Interpretive Summary: Amino acid concentration, Grain Protein concentration and Grain Protein composition are all key factors in winter wheat quality. Asparagine is an essential amino acid precursor of protein in wheat grain. Any interruption in grain protein assembly in the developing seed can potentially increase asparagine concentration in harvested grain. In the preparation of some foods, asparagine is converted to acrylamide, which is a health concern. The SDS-SRC is a very important test because it shows the absorption of solvent in easy and timely way. Solvent retention correlated to our farinograph stability numbers. This research examined the role of sulfur and nitrogen fertilization in regulating final asparagine concentration in harvested grain of five winter wheat varieties grown on sulfur-deficient soil. Sulfur treatment increased solvent retention, farinograph stability and total protein content and composition. Nitrogen treatment and genotype also affected SDS-SRC, farinograph stability, protein content and composition and asparagine concentration. These results indicate that adequate sulfur fertility is an important component of producing wheat with higher overall quality.

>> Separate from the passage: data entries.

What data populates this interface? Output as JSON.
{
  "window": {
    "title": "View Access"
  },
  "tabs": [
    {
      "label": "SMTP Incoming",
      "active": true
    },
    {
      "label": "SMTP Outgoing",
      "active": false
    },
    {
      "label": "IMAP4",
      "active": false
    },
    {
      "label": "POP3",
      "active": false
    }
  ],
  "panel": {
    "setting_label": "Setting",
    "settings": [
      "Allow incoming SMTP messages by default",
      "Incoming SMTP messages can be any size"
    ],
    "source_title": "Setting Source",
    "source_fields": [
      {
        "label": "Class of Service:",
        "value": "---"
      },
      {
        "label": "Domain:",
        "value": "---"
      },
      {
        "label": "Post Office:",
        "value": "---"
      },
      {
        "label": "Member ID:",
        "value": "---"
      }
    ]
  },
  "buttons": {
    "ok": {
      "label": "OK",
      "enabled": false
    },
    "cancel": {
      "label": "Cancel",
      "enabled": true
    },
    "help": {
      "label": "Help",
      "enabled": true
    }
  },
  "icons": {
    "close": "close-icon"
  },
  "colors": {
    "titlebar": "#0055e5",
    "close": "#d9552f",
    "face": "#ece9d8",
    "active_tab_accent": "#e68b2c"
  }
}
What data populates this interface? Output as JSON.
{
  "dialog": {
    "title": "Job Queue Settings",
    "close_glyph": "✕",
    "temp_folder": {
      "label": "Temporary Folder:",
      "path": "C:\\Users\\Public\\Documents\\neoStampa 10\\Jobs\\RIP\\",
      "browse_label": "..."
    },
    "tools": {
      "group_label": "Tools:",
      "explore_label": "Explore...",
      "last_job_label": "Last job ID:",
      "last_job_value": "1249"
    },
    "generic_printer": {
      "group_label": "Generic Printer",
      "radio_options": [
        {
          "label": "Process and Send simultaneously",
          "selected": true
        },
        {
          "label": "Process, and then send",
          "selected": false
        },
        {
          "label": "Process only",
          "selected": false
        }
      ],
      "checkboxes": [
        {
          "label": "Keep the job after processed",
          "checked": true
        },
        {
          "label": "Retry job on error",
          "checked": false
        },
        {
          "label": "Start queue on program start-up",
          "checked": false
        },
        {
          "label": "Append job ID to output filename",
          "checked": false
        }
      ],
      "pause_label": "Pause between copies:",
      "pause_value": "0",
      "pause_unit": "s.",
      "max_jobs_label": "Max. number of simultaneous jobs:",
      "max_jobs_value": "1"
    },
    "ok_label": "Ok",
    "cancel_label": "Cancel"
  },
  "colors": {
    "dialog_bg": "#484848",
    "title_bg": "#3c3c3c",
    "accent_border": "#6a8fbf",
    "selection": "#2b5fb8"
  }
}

Technical Abstract: Grain protein concentration and composition are key factors in winter wheat quality. Elevated asparagine concentration in wheat flour also can lead to acrylamide production in baked food products, which can be a health concern. Asparagine concentration represents the acrylamide-forming potential of flour. And, unlike acrylamide, asparagine can be measured cost-effectively. The objectives of this study were to determine the effect of genotype, nitrogen (N), and sulfur (S) fertility on protein concentration, protein quality, dough rheology, and asparagine concentration in winter wheat. The experiment was set up in a 3x2x4 factorial in 2017 and 3x2x5 factorial in 2018. There were 3 levels of N (56, 101 and 146 kg ha-1 as urea), 2 levels of S (0 and 22 kg ha-1 as ammonium sulfate), and 4 levels of genotype (cvs. Everest, Fuller, Jagger, and 2137) in 2017 with an additional genotype (cv. SY Monument) added in 2018. Treatments were arranged in a split-split plot design with four replications each year. Protein composition was evaluated as the percent polymeric protein using size exclusion high performance liquid chromatography. Solvent retention capacity was evaluated using the whole grain SDS-SRC hybrid method. In both years, the ratio of polymeric to monomeric protein was increased by sulfur fertilization, although in 2017 total protein decreased due to dilution. In 2017 asparagine concentration in grain was affected by N, S, genotype, and an N by genotype interaction. Without S, Fuller and Jagger had asparagine concentrations of 20.7 to 21.0 µmol/g and Everest and 2137 had lower asparagine concentrations of 12.8 to 13.8 µmol/g (p<0.05). When S was applied, asparagine concentrations declined to < 3 µmol/g, and genotypes were not different from each other. In 2018 treatment effects were not significant. In 2018, S application increased SDS-SRC from 217% to 308%. Treatment effects on dough rheology were evaluated in the 2018 trial using the farinograph. Sulfur application increased average farinograph stability from 9.2 min to 14.6 min. Farinograph stability was effectively predicted by the whole grain SDS-SRC test (R2=0.78). Sulfur deficiency is increasingly common in agricultural soils due to lack of S fertilization, increasing yields removing more S from the soil, and the Clean Air Act improving the removal of S emissions from industrial sites. Therefore, information from this study will help producers manage sulfur-deficient fields to improve grain quality and food safety while maximizing yield potential.